Related Blog: Diet and Nutrition Tips for Seniors
The good news is that you don't have to hire an in home assistant or start ordering meals in, just to save yourself from cooking pains. All you need are a few useful techniques that help make meal preparation easier for seniors.
1. Chop Sitting Down
One of the biggest time consuming and surprisingly exhausting tasks involved in cooking delicious home meals from fresh ingredients is standing at the counter chopping vegetables and proteins. This task takes its toll on your feet, knees, lower back, shoulders, and hands, so if you've been having trouble with any of these issues, consider changing the way you chop. Instead of standing at the counter, set up your cutting board at the kitchen table instead. Make sure you have everything you need, including bowls to pour chopped ingredients into so you don't have to get up several times during the process. This is a great time to watch a movie or listen to the radio to keep your mind busy and help you take your time.
2. Minimize Standing Time
You may be used to standing at the stove for forty minutes flipping fillets or stirring sauce, but these techniques may become impractical over time. Think about your favorite recipes and ways to get frugal with the amount of time you spend standing up and the number of times you get up from sitting. Consider turning down the heat so you don't have to flip fillets or sandwiches as often, and let sauces simmer with the lid closed and a timer on while you take a breather. If you're still wrangling heavy pots and pans, consider switching to lightweight cookware instead to make cooking time less taxing.

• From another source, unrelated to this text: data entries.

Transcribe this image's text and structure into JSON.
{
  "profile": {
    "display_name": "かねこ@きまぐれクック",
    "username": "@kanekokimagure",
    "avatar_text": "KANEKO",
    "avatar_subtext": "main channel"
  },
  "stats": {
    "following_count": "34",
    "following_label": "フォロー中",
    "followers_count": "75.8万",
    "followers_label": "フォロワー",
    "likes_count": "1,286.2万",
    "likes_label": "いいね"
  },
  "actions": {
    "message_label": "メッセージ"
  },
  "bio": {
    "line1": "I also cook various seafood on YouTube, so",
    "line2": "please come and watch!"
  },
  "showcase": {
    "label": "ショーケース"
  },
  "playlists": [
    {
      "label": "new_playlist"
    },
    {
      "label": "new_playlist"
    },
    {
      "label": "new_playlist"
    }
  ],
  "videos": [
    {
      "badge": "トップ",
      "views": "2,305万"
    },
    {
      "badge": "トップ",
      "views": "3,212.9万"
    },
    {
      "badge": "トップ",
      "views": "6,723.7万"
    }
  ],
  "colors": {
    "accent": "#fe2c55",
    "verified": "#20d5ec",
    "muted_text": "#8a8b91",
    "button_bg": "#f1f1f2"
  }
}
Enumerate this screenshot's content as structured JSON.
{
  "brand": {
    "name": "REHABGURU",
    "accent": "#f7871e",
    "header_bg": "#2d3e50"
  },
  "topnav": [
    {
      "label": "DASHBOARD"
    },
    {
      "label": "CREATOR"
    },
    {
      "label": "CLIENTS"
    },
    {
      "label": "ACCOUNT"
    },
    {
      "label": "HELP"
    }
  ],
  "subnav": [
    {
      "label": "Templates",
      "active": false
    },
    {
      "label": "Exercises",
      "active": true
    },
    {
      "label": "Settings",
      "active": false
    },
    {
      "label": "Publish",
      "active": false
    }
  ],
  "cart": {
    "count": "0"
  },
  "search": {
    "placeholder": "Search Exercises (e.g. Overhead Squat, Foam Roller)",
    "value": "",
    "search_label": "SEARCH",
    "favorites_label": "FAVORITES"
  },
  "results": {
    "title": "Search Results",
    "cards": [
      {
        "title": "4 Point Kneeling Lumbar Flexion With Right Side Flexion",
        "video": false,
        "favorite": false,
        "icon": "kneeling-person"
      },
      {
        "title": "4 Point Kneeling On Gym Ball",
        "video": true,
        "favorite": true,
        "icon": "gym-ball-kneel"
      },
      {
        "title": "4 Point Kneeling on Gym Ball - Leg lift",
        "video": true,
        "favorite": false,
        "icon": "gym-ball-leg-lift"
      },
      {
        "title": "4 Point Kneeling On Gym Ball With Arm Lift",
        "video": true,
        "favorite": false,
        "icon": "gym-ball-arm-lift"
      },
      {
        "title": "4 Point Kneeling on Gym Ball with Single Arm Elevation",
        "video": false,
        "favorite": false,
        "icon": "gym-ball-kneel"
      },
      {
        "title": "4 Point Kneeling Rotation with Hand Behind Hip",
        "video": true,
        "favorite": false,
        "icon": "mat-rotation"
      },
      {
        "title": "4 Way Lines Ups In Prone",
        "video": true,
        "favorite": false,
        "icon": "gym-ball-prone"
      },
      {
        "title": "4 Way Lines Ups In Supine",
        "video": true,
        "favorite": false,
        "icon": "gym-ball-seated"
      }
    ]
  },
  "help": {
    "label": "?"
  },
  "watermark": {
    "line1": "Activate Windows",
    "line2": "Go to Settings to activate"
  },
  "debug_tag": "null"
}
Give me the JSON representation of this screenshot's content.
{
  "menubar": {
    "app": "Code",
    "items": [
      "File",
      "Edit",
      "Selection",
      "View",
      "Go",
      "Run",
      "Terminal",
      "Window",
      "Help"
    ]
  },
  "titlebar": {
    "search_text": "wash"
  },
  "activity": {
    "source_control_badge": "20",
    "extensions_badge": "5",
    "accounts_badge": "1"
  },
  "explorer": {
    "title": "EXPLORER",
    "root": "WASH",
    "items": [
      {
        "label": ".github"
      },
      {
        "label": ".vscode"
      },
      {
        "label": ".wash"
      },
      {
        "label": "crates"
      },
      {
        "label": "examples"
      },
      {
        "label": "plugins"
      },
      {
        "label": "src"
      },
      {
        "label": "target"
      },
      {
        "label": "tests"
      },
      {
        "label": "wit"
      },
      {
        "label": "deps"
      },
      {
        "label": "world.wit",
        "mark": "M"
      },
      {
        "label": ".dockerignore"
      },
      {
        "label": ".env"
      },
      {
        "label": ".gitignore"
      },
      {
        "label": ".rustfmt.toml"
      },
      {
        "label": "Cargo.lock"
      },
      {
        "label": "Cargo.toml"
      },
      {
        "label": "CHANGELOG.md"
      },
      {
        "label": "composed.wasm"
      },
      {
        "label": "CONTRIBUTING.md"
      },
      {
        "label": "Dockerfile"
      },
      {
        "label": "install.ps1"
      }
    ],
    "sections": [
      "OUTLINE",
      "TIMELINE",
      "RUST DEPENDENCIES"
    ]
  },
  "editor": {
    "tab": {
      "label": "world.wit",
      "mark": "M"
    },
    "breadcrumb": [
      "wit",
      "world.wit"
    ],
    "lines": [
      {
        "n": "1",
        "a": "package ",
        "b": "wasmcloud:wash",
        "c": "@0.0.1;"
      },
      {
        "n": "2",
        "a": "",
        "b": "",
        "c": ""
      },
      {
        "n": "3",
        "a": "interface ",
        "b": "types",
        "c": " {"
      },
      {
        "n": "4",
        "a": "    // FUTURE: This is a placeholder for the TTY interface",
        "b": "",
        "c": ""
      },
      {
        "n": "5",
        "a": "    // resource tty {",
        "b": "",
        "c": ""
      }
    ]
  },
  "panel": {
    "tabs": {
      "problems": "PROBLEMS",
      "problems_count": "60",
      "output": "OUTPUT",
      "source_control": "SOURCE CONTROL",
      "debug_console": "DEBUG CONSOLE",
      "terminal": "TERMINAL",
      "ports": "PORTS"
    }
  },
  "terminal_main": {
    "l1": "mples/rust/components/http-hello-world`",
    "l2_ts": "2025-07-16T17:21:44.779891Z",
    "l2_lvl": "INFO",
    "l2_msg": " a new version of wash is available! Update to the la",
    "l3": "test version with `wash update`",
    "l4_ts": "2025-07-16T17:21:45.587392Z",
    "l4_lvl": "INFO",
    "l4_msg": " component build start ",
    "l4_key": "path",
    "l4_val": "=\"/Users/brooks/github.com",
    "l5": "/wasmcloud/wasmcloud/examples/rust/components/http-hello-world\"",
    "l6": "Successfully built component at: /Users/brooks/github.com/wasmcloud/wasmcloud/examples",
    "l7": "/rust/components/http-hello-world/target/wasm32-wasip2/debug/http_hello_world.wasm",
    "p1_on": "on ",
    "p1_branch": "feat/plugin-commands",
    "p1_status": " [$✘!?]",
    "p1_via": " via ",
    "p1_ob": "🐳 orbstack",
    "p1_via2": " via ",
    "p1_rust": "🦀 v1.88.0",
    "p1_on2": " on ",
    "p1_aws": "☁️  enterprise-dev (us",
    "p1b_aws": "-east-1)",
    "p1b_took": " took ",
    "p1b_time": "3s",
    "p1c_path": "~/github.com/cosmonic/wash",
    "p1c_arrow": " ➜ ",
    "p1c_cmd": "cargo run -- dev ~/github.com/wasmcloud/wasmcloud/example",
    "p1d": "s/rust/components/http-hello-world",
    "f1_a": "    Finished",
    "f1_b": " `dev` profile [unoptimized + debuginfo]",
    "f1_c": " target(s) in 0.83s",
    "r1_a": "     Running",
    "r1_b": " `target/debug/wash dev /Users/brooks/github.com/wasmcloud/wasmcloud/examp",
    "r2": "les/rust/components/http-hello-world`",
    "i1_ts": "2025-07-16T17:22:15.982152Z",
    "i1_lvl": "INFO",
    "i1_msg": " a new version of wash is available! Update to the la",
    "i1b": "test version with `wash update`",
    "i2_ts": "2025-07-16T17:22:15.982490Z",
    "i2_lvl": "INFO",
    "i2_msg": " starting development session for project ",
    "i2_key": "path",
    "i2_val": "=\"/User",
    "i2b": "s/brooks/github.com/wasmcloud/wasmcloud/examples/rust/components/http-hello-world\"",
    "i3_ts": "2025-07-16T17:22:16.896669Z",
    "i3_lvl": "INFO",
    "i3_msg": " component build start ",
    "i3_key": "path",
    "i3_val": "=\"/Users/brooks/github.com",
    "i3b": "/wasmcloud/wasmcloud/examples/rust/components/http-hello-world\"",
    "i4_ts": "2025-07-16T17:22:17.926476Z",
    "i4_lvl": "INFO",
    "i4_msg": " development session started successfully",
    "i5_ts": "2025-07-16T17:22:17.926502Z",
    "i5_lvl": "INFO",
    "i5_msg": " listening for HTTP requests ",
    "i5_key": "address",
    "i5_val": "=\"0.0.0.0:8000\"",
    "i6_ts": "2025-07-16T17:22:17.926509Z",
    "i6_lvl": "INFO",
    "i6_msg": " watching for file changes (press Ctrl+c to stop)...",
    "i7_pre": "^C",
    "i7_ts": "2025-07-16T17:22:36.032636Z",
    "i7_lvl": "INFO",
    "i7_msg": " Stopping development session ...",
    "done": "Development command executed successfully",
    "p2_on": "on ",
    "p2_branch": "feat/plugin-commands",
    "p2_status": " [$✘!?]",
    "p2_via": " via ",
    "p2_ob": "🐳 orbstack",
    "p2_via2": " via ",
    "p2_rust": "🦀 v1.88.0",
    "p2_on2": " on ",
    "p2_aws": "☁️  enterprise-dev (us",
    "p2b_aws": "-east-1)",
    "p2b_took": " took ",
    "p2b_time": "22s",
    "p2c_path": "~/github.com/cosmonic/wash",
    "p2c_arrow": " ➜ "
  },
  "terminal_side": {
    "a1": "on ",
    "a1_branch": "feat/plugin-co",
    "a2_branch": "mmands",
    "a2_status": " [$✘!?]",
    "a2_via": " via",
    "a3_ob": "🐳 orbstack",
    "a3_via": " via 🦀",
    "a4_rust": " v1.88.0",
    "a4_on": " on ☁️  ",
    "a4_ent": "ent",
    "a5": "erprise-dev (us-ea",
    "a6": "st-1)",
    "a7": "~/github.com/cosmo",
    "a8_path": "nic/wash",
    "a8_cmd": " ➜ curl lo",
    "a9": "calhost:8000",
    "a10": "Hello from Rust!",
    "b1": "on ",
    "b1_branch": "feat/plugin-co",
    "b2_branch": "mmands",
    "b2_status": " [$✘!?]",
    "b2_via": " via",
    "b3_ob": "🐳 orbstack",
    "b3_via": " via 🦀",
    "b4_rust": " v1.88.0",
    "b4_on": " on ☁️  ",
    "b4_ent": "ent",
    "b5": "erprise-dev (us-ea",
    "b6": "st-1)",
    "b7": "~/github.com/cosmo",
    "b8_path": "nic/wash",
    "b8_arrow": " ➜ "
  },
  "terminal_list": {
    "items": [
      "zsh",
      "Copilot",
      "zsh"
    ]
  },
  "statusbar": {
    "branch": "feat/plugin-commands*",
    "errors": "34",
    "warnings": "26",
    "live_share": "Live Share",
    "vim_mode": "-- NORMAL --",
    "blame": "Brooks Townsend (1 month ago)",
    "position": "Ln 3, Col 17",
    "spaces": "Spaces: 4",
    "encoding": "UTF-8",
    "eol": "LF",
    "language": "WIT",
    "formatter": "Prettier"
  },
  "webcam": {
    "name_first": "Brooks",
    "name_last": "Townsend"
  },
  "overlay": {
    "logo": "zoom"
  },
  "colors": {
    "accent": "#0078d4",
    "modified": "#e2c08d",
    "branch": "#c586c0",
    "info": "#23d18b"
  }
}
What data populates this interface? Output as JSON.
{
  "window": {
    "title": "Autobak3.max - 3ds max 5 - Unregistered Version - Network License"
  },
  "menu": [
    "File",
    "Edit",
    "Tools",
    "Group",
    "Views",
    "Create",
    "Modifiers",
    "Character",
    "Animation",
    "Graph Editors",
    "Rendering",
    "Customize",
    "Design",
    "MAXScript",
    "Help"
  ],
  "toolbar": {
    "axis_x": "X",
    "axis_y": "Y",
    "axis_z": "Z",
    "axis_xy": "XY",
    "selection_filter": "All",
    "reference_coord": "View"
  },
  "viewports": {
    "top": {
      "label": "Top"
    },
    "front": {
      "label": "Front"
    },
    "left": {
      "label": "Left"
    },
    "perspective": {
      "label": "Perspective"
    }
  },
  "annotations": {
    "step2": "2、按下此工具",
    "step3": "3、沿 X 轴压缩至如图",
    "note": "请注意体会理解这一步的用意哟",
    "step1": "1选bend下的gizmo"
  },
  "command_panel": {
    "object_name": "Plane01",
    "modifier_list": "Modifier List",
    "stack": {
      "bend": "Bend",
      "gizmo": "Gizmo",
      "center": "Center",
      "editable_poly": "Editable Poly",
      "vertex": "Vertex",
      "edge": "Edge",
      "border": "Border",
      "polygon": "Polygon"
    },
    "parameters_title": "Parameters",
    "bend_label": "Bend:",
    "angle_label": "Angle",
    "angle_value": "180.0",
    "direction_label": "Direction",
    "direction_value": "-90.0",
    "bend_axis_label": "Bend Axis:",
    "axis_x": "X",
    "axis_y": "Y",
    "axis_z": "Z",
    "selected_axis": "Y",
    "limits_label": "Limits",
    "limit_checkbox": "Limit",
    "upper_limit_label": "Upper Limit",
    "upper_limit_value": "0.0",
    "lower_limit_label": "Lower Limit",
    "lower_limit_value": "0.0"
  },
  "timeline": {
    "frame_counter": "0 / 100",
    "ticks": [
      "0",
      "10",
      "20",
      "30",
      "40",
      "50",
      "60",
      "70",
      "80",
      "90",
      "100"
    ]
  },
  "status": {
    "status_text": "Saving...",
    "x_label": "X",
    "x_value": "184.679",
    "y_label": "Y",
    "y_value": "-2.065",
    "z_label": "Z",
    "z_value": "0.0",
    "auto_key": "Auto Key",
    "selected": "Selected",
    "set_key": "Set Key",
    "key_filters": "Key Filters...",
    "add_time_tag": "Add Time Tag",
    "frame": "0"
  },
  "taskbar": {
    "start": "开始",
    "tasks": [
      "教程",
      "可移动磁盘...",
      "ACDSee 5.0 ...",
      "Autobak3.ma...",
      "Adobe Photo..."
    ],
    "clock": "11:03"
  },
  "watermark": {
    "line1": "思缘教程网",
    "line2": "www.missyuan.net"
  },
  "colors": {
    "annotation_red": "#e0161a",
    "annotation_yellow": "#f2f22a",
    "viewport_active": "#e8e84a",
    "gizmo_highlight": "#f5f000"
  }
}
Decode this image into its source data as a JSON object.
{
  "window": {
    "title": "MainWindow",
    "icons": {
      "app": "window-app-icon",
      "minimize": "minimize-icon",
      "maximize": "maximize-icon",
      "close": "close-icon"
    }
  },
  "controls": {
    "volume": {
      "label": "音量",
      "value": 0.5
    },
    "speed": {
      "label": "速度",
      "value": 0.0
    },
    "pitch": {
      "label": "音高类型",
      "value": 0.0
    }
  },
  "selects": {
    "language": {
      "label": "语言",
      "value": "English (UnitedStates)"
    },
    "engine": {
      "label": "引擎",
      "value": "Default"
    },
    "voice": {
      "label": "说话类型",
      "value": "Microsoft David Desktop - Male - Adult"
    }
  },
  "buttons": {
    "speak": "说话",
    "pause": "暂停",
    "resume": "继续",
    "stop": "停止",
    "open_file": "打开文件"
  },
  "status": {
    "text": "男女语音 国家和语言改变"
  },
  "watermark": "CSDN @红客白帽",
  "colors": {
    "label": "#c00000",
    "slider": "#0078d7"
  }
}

3. Practical Ingredients and Packaging
Some ingredients are harder to work with than others. Sometimes the difficulty is with the item itself and other times, the struggle is with the packaging. When shopping at the grocery store or selecting what to have delivered by helpful gig-economy couriers, make sure to choose ingredients that you can handle on your own. Shellfish, for instance, might be too difficult to crack on your own these days and huge bags of frozen chicken may well be too heavy to handle. If you do get ingredients that are in packaging that are difficult to work with, repackage the ingredients into smaller containers you can easily handle later on.
4. Choose Meals with Shorter Prep Time
The amount of time you spend cooking could be a major part of why you're so tired at the end of a recipe. Even if you love to cook, it may be time to save the long recipes for special occasions and take a page from those who cook in a hurry. Choose recipes that take twenty minutes or less to prepare so that you're not exhausted or uncomfortable by dinner time. Don't be afraid to use the microwave for things like boiling potatoes or pasta, and discover the joys of quickly toasting a hot sandwich in a frying pan. There will be time for your signature lasagna during the Holiday season, when your energetic relatives are there to do the detailed work and you can relax and add input when necessary.
Cooking in your retirement years can become more challenging, but it doesn't have to be unpleasant. With a few careful considerations for standing discomfort and the amount of time you spend on meal preparation, cooking for yourself should once again become simple and easy.